Bellingham Bay is a bay of the Salish Sea located in Washington State in the United States. It is separated from the Strait of Georgia on the west by the Lummi Peninsula, Portage Island, and Lummi Island. It is bordered on the east by Bellingham, Washington, to the south-east by the Chuckanut Mountains, and to the south by Samish Bay. The Nooksack River empties into the bay, as does Whatcom Creek.

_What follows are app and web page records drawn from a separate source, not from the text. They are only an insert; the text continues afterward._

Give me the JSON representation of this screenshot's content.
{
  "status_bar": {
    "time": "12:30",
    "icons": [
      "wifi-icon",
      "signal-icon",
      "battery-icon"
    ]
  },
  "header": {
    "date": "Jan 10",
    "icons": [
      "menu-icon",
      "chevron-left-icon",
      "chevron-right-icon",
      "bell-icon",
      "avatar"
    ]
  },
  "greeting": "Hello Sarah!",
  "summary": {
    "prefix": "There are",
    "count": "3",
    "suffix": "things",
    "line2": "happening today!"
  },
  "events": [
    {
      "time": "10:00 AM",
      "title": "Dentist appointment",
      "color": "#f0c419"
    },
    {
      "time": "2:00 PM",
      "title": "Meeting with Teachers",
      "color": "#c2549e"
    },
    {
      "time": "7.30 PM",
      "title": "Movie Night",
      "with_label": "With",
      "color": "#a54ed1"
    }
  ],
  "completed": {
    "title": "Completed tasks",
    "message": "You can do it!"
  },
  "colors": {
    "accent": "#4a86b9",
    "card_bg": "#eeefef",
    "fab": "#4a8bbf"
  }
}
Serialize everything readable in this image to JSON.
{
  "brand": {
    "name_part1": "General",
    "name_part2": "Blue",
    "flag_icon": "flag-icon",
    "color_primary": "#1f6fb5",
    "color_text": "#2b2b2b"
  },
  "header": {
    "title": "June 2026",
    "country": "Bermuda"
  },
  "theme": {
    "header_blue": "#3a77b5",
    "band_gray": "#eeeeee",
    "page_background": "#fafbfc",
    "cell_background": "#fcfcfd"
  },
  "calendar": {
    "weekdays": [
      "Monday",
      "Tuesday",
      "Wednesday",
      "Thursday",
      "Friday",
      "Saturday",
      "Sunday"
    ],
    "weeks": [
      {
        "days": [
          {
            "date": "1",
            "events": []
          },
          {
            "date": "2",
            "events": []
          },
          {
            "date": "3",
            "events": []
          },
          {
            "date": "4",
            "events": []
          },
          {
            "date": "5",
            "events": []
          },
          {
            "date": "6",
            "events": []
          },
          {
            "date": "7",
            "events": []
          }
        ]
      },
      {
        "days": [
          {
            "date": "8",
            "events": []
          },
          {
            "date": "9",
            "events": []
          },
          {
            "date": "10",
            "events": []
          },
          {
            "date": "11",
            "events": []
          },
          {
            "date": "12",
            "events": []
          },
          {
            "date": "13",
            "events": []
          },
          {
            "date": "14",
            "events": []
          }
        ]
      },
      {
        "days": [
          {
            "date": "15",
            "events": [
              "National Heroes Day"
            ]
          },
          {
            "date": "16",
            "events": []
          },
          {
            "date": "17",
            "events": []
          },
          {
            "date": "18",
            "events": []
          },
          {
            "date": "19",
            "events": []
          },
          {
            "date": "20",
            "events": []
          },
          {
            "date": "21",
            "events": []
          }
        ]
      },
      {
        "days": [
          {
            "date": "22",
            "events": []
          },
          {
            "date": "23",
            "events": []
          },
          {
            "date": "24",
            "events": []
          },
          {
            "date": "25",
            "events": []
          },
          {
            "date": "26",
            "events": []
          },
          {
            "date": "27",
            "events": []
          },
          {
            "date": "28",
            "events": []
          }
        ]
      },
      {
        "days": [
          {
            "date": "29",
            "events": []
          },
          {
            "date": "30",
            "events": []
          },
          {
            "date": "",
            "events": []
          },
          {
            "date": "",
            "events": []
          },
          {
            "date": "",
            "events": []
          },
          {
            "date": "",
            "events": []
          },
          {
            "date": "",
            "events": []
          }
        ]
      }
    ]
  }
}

Bellingham Bay is named for Sir William Bellingham, who was controller of the storekeeper's account for the Royal Navy at the time that the Vancouver Expedition visited the bay in June 1792.[1] The first European entry of the bay was by the Spanish schooner Santa Saturnina under José María Narváez, during the 1791 expedition of Francisco de Eliza. Narváez named it Seno Gaston.[2]

Parts of the bay are polluted by mercury from the Georgia-Pacific pulp mill that has been on the bay since 1965, but is currently undergoing plans for clean-up.

See also[edit]

References[edit]

  1. ^ Hitchman, Robert (1985). Place Names of Washington. Washington State Historical Society. p. 18. ISBN 0-917048-57-1. 
  2. ^ Hayes, Derek (1999). Historical Atlas of the Pacific Northwest: Maps of exploration and Discovery. Sasquatch Books. p. 72. ISBN 1-57061-215-3. 

Coordinates: 48°43′12″N 122°33′37″W / 48.72000°N 122.56028°W / 48.72000; -122.56028